§ INPUT FOR THIS TASK
********************

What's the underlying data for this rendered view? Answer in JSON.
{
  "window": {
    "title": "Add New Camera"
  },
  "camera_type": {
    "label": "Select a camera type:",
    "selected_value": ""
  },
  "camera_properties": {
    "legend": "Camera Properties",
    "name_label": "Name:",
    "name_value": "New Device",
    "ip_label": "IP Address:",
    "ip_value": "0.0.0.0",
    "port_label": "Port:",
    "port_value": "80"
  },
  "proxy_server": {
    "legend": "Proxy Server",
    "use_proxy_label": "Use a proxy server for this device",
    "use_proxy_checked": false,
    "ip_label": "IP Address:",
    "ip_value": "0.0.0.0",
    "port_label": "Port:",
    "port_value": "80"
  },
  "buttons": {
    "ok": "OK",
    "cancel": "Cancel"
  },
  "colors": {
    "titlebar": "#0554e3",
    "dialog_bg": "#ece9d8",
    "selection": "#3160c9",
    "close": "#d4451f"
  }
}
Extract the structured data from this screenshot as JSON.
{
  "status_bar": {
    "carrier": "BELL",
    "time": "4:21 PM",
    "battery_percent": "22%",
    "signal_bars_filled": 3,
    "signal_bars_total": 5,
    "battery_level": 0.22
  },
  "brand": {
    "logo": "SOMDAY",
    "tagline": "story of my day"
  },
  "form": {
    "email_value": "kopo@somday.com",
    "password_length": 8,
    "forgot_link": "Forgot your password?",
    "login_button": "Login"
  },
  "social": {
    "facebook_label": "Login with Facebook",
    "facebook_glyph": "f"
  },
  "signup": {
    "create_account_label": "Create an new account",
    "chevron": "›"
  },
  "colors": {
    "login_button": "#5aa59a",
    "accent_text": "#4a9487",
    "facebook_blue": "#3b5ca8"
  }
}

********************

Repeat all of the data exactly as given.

§ RESULT BELOW
What's the underlying data for this rendered view? Answer in JSON.
{
  "window": {
    "title": "Add New Camera"
  },
  "camera_type": {
    "label": "Select a camera type:",
    "selected_value": ""
  },
  "camera_properties": {
    "legend": "Camera Properties",
    "name_label": "Name:",
    "name_value": "New Device",
    "ip_label": "IP Address:",
    "ip_value": "0.0.0.0",
    "port_label": "Port:",
    "port_value": "80"
  },
  "proxy_server": {
    "legend": "Proxy Server",
    "use_proxy_label": "Use a proxy server for this device",
    "use_proxy_checked": false,
    "ip_label": "IP Address:",
    "ip_value": "0.0.0.0",
    "port_label": "Port:",
    "port_value": "80"
  },
  "buttons": {
    "ok": "OK",
    "cancel": "Cancel"
  },
  "colors": {
    "titlebar": "#0554e3",
    "dialog_bg": "#ece9d8",
    "selection": "#3160c9",
    "close": "#d4451f"
  }
}
Extract the structured data from this screenshot as JSON.
{
  "status_bar": {
    "carrier": "BELL",
    "time": "4:21 PM",
    "battery_percent": "22%",
    "signal_bars_filled": 3,
    "signal_bars_total": 5,
    "battery_level": 0.22
  },
  "brand": {
    "logo": "SOMDAY",
    "tagline": "story of my day"
  },
  "form": {
    "email_value": "kopo@somday.com",
    "password_length": 8,
    "forgot_link": "Forgot your password?",
    "login_button": "Login"
  },
  "social": {
    "facebook_label": "Login with Facebook",
    "facebook_glyph": "f"
  },
  "signup": {
    "create_account_label": "Create an new account",
    "chevron": "›"
  },
  "colors": {
    "login_button": "#5aa59a",
    "accent_text": "#4a9487",
    "facebook_blue": "#3b5ca8"
  }
}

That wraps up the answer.